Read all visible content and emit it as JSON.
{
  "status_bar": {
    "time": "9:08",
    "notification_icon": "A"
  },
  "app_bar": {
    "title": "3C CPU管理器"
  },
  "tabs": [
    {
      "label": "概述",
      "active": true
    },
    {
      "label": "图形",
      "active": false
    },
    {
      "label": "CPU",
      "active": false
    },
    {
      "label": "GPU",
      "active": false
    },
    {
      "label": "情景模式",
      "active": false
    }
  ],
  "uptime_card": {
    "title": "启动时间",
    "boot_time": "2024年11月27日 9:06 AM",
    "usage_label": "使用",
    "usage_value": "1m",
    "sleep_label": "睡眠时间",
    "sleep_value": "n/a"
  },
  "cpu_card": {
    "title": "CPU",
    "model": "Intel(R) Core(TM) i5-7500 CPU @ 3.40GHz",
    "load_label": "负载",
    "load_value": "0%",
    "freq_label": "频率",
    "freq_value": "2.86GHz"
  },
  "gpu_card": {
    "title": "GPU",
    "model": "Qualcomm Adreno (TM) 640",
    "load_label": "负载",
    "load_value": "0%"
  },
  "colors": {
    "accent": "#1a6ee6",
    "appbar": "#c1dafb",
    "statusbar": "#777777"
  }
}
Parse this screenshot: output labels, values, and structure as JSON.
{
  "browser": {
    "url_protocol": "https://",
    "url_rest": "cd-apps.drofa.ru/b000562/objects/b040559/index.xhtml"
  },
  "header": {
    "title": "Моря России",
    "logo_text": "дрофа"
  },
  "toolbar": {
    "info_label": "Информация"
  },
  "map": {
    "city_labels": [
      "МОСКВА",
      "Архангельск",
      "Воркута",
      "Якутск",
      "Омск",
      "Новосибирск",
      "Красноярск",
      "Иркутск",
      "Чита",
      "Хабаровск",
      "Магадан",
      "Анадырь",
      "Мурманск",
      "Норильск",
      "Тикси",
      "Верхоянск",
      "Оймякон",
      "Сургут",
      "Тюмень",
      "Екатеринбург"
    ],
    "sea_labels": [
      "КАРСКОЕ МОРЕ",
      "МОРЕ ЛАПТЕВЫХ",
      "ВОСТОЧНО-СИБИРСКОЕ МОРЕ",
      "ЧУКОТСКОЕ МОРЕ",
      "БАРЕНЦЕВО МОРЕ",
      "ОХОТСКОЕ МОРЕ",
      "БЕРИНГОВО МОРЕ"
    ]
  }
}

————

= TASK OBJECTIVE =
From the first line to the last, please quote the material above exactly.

= ANSWER BELOW =
Read all visible content and emit it as JSON.
{
  "status_bar": {
    "time": "9:08",
    "notification_icon": "A"
  },
  "app_bar": {
    "title": "3C CPU管理器"
  },
  "tabs": [
    {
      "label": "概述",
      "active": true
    },
    {
      "label": "图形",
      "active": false
    },
    {
      "label": "CPU",
      "active": false
    },
    {
      "label": "GPU",
      "active": false
    },
    {
      "label": "情景模式",
      "active": false
    }
  ],
  "uptime_card": {
    "title": "启动时间",
    "boot_time": "2024年11月27日 9:06 AM",
    "usage_label": "使用",
    "usage_value": "1m",
    "sleep_label": "睡眠时间",
    "sleep_value": "n/a"
  },
  "cpu_card": {
    "title": "CPU",
    "model": "Intel(R) Core(TM) i5-7500 CPU @ 3.40GHz",
    "load_label": "负载",
    "load_value": "0%",
    "freq_label": "频率",
    "freq_value": "2.86GHz"
  },
  "gpu_card": {
    "title": "GPU",
    "model": "Qualcomm Adreno (TM) 640",
    "load_label": "负载",
    "load_value": "0%"
  },
  "colors": {
    "accent": "#1a6ee6",
    "appbar": "#c1dafb",
    "statusbar": "#777777"
  }
}
Parse this screenshot: output labels, values, and structure as JSON.
{
  "browser": {
    "url_protocol": "https://",
    "url_rest": "cd-apps.drofa.ru/b000562/objects/b040559/index.xhtml"
  },
  "header": {
    "title": "Моря России",
    "logo_text": "дрофа"
  },
  "toolbar": {
    "info_label": "Информация"
  },
  "map": {
    "city_labels": [
      "МОСКВА",
      "Архангельск",
      "Воркута",
      "Якутск",
      "Омск",
      "Новосибирск",
      "Красноярск",
      "Иркутск",
      "Чита",
      "Хабаровск",
      "Магадан",
      "Анадырь",
      "Мурманск",
      "Норильск",
      "Тикси",
      "Верхоянск",
      "Оймякон",
      "Сургут",
      "Тюмень",
      "Екатеринбург"
    ],
    "sea_labels": [
      "КАРСКОЕ МОРЕ",
      "МОРЕ ЛАПТЕВЫХ",
      "ВОСТОЧНО-СИБИРСКОЕ МОРЕ",
      "ЧУКОТСКОЕ МОРЕ",
      "БАРЕНЦЕВО МОРЕ",
      "ОХОТСКОЕ МОРЕ",
      "БЕРИНГОВО МОРЕ"
    ]
  }
}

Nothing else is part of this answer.